(Dataset items)

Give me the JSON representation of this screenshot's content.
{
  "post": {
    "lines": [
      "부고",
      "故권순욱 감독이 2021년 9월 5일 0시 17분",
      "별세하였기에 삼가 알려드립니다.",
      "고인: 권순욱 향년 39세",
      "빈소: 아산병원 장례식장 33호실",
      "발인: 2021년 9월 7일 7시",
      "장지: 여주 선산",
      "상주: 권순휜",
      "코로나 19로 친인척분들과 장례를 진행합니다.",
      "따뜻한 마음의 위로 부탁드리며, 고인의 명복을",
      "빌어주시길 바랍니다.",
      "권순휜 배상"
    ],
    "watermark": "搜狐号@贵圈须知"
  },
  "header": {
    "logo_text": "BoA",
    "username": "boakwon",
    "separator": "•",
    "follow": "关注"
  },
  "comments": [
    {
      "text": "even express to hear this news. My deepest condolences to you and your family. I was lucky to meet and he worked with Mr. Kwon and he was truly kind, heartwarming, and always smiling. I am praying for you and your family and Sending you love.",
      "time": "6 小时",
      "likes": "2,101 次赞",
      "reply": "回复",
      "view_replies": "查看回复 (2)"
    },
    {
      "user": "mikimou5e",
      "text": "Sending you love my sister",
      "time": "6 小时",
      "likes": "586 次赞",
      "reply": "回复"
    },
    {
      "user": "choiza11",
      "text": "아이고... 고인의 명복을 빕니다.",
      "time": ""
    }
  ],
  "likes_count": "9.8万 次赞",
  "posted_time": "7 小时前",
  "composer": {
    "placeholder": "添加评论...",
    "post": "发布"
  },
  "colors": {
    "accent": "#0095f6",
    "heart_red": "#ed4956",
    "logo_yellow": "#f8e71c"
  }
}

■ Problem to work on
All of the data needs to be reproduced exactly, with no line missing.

■ Output
Give me the JSON representation of this screenshot's content.
{
  "post": {
    "lines": [
      "부고",
      "故권순욱 감독이 2021년 9월 5일 0시 17분",
      "별세하였기에 삼가 알려드립니다.",
      "고인: 권순욱 향년 39세",
      "빈소: 아산병원 장례식장 33호실",
      "발인: 2021년 9월 7일 7시",
      "장지: 여주 선산",
      "상주: 권순휜",
      "코로나 19로 친인척분들과 장례를 진행합니다.",
      "따뜻한 마음의 위로 부탁드리며, 고인의 명복을",
      "빌어주시길 바랍니다.",
      "권순휜 배상"
    ],
    "watermark": "搜狐号@贵圈须知"
  },
  "header": {
    "logo_text": "BoA",
    "username": "boakwon",
    "separator": "•",
    "follow": "关注"
  },
  "comments": [
    {
      "text": "even express to hear this news. My deepest condolences to you and your family. I was lucky to meet and he worked with Mr. Kwon and he was truly kind, heartwarming, and always smiling. I am praying for you and your family and Sending you love.",
      "time": "6 小时",
      "likes": "2,101 次赞",
      "reply": "回复",
      "view_replies": "查看回复 (2)"
    },
    {
      "user": "mikimou5e",
      "text": "Sending you love my sister",
      "time": "6 小时",
      "likes": "586 次赞",
      "reply": "回复"
    },
    {
      "user": "choiza11",
      "text": "아이고... 고인의 명복을 빕니다.",
      "time": ""
    }
  ],
  "likes_count": "9.8万 次赞",
  "posted_time": "7 小时前",
  "composer": {
    "placeholder": "添加评论...",
    "post": "发布"
  },
  "colors": {
    "accent": "#0095f6",
    "heart_red": "#ed4956",
    "logo_yellow": "#f8e71c"
  }
}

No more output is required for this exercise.